* What to do *
Which lines of the data below contain "MINING"? Please show them all.

[Opening Records to process section]

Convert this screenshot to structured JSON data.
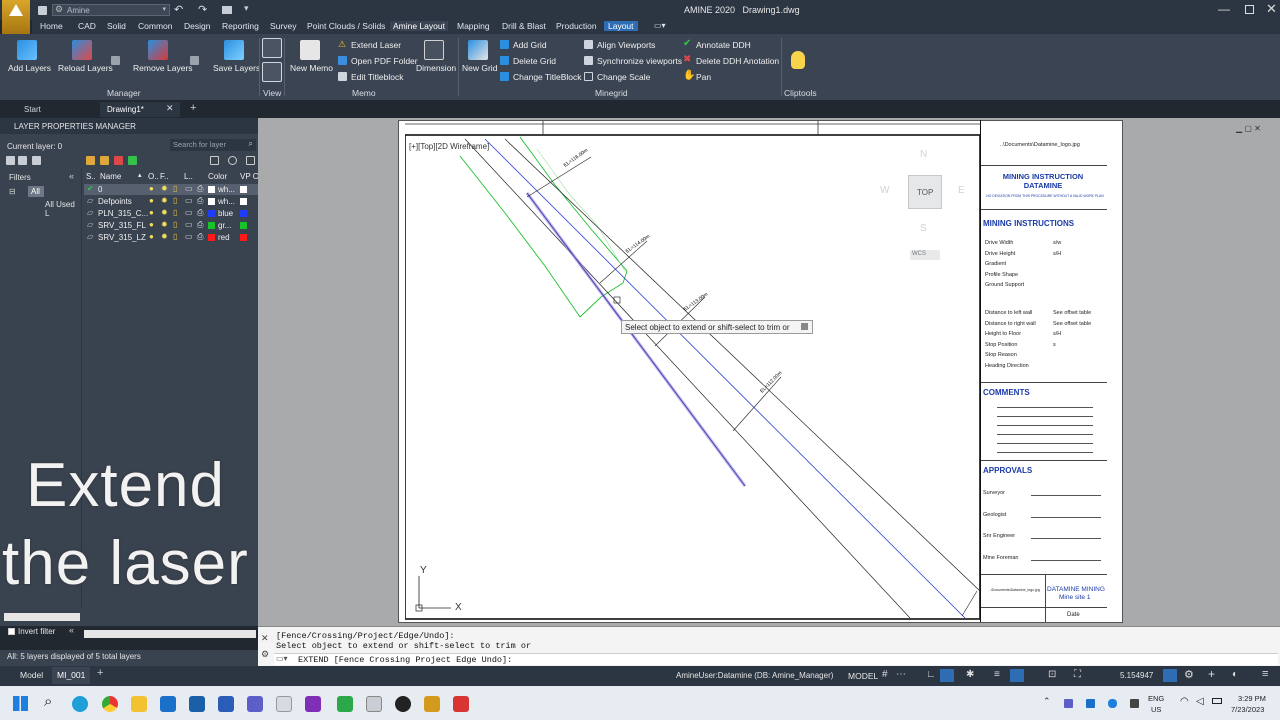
{
  "titlebar": {
    "workspace": "Amine",
    "app_title": "AMINE 2020",
    "document_title": "Drawing1.dwg"
  },
  "ribbon_tabs": [
    "Home",
    "CAD",
    "Solid",
    "Common",
    "Design",
    "Reporting",
    "Survey",
    "Point Clouds / Solids",
    "Amine Layout",
    "Mapping",
    "Drill & Blast",
    "Production",
    "Layout"
  ],
  "ribbon": {
    "add_layers": "Add Layers",
    "reload_layers": "Reload Layers",
    "remove_layers": "Remove Layers",
    "save_layers": "Save Layers",
    "new_memo": "New Memo",
    "extend_laser": "Extend Laser",
    "open_pdf_folder": "Open PDF Folder",
    "edit_titleblock": "Edit Titleblock",
    "dimension": "Dimension",
    "new_grid": "New Grid",
    "add_grid": "Add Grid",
    "delete_grid": "Delete Grid",
    "change_titleblock": "Change TitleBlock",
    "align_viewports": "Align Viewports",
    "synchronize_viewports": "Synchronize viewports",
    "change_scale": "Change Scale",
    "annotate_ddh": "Annotate DDH",
    "delete_ddh_anotation": "Delete DDH Anotation",
    "pan": "Pan",
    "cliptools": "Cliptools",
    "panels": {
      "manager": "Manager",
      "view": "View",
      "memo": "Memo",
      "minegrid": "Minegrid"
    }
  },
  "doc_tabs": {
    "start": "Start",
    "drawing": "Drawing1*"
  },
  "lpm": {
    "title": "LAYER PROPERTIES MANAGER",
    "current_layer": "Current layer: 0",
    "search_placeholder": "Search for layer",
    "filters_label": "Filters",
    "filter_all": "All",
    "filter_all_used": "All Used L",
    "columns": [
      "S..",
      "Name",
      "O..",
      "F..",
      "L..",
      "Color",
      "VP C"
    ],
    "layers": [
      {
        "name": "0",
        "color_name": "wh...",
        "color": "#ffffff"
      },
      {
        "name": "Defpoints",
        "color_name": "wh...",
        "color": "#ffffff"
      },
      {
        "name": "PLN_315_C...",
        "color_name": "blue",
        "color": "#1d3cff"
      },
      {
        "name": "SRV_315_FL",
        "color_name": "gr...",
        "color": "#16c42a"
      },
      {
        "name": "SRV_315_LZ",
        "color_name": "red",
        "color": "#ff1a1a"
      }
    ],
    "invert_filter": "Invert filter",
    "status": "All: 5 layers displayed of 5 total layers"
  },
  "overlay_text": {
    "line1": "Extend",
    "line2": "the laser"
  },
  "viewport": {
    "label": "[+][Top][2D Wireframe]",
    "tooltip": "Select object to extend or shift-select to trim or",
    "viewcube": {
      "top": "TOP",
      "n": "N",
      "s": "S",
      "e": "E",
      "w": "W",
      "wcs": "WCS"
    }
  },
  "titleblock": {
    "logo_path": "..\\Documents\\Datamine_logo.jpg",
    "heading": "MINING INSTRUCTION DATAMINE",
    "subheading": "NO DEVIATION FROM THIS PROCEDURE WITHOUT A VALID WORK PLAN",
    "instructions_heading": "MINING INSTRUCTIONS",
    "instruction_rows": [
      [
        "Drive Width",
        "s/w"
      ],
      [
        "Drive Height",
        "s/H"
      ],
      [
        "Gradient",
        ""
      ],
      [
        "Profile Shape",
        ""
      ],
      [
        "Ground Support",
        ""
      ]
    ],
    "distance_rows": [
      [
        "Distance to left wall",
        "See offset table"
      ],
      [
        "Distance to right wall",
        "See offset table"
      ],
      [
        "Height to Floor",
        "s/H"
      ],
      [
        "Stop Position",
        "s"
      ],
      [
        "Stop Reason",
        ""
      ],
      [
        "Heading Direction",
        ""
      ]
    ],
    "comments_heading": "COMMENTS",
    "approvals_heading": "APPROVALS",
    "approvals": [
      "Surveyor",
      "Geologist",
      "Snr Engineer",
      "Mine Foreman"
    ],
    "company": "DATAMINE MINING",
    "site": "Mine site 1",
    "date_label": "Date",
    "footer_small": "..\\Documents\\Datamine_logo.jpg"
  },
  "cmd": {
    "line1": "[Fence/Crossing/Project/Edge/Undo]:",
    "line2": "Select object to extend or shift-select to trim or",
    "prompt": "EXTEND [Fence Crossing Project Edge Undo]:"
  },
  "statusbar": {
    "model_tab": "Model",
    "layout_tab": "MI_001",
    "user": "AmineUser:Datamine (DB: Amine_Manager)",
    "model": "MODEL",
    "scale": "5.154947"
  },
  "taskbar": {
    "lang1": "ENG",
    "lang2": "US",
    "time": "3:29 PM",
    "date": "7/23/2023"
  }
}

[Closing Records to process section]

* Answer section *
    "heading": "MINING INSTRUCTION DATAMINE",
    "instructions_heading": "MINING INSTRUCTIONS",
    "company": "DATAMINE MINING",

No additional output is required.